"In the aftermath of that, no one had to be careful," said Douglas Holtz-Eakin, a prominent Republican economist and outspoken advocate about the threat posed by climate change (who opposes the president's EPA rules). "You could just lambaste everything associated with it."
Now they do. Nearly six in 10 Americans think human activities are mainly to blame for the rise in global temperatures, according to a Gallup Poll from March. And despite the party's longstanding skepticism about climate change, 41 percent of Republicans say the same.
But more important than how many voters it reaches is which voters it reaches. The rejection of climate-change science — and the potential to consequently be labeled as anti-all science — risks alienating the critical bloc of moderate and even GOP-leaning voters. "There's a slice of moderate and liberal Republicans, part college-educated, part women, part under-50, where there is an opportunity for Democrats to get a lot more of those voters than they normally would," said Andrew Baumann, a Democratic pollster who works with environmental groups.
Climate change won't single-handedly change minds, not by a long shot. Few individual issues do. But it's one of a mélange of topics — among them immigration reform, gun control, and abortion rights — that Democrats can use to win over the bloc of affluent suburban moderates, a kind of death-by-a-thousand-cuts strategy. It's the same group of voters who also populate a lot of critical 2014 swing areas, such as the Northern Virginia or the Denver suburbs.

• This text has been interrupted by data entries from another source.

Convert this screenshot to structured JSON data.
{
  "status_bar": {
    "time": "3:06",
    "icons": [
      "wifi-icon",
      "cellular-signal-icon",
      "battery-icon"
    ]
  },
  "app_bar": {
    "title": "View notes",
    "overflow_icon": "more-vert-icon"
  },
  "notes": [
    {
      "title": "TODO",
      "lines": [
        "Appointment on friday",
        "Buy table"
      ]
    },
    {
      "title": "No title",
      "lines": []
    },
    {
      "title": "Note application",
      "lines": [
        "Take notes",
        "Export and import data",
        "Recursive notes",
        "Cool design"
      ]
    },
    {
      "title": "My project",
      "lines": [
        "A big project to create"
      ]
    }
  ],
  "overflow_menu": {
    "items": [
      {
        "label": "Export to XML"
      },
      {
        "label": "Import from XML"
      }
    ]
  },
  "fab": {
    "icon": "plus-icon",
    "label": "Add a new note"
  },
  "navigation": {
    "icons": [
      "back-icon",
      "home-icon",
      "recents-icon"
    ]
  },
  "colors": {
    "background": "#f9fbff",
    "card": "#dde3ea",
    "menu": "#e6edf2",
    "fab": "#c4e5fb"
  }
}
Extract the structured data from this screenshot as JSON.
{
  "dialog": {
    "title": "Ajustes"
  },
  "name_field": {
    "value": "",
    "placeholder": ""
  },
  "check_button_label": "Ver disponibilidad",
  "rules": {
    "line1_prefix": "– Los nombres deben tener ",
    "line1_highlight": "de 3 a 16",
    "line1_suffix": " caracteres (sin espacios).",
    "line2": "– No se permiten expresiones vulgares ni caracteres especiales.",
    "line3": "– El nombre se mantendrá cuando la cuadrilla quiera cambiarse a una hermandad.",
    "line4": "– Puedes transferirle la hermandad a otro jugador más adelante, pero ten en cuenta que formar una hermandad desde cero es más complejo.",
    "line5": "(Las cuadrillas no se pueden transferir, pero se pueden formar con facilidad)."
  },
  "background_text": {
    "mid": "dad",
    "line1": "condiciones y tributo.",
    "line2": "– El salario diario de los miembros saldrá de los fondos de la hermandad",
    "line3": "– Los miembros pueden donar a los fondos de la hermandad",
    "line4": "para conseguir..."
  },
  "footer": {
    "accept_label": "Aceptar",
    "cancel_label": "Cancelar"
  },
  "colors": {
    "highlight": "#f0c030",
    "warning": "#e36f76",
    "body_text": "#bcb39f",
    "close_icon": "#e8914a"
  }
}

Despite the compelling polling on the issue, Republican strategists say it's one that's easily navigable by talented candidates. A debate about science isn't good for the party, but it doesn't have to be, they say, arguing that the focus on EPA's carbon regulations and the potential job losses that result steers the debate toward far firmer ground for the GOP.
Besides, voters still rank combating climate change near the bottom of their list of priorities.
"The question is, is climate change going to be on the menu of what's driving voters in North Carolina?" said Paul Shumaker, a North Carolina-based GOP strategist who works for Tillis, the party's Senate nominee. "How many people in North Carolina are being directly impacted by it now?"
According to science, all of them.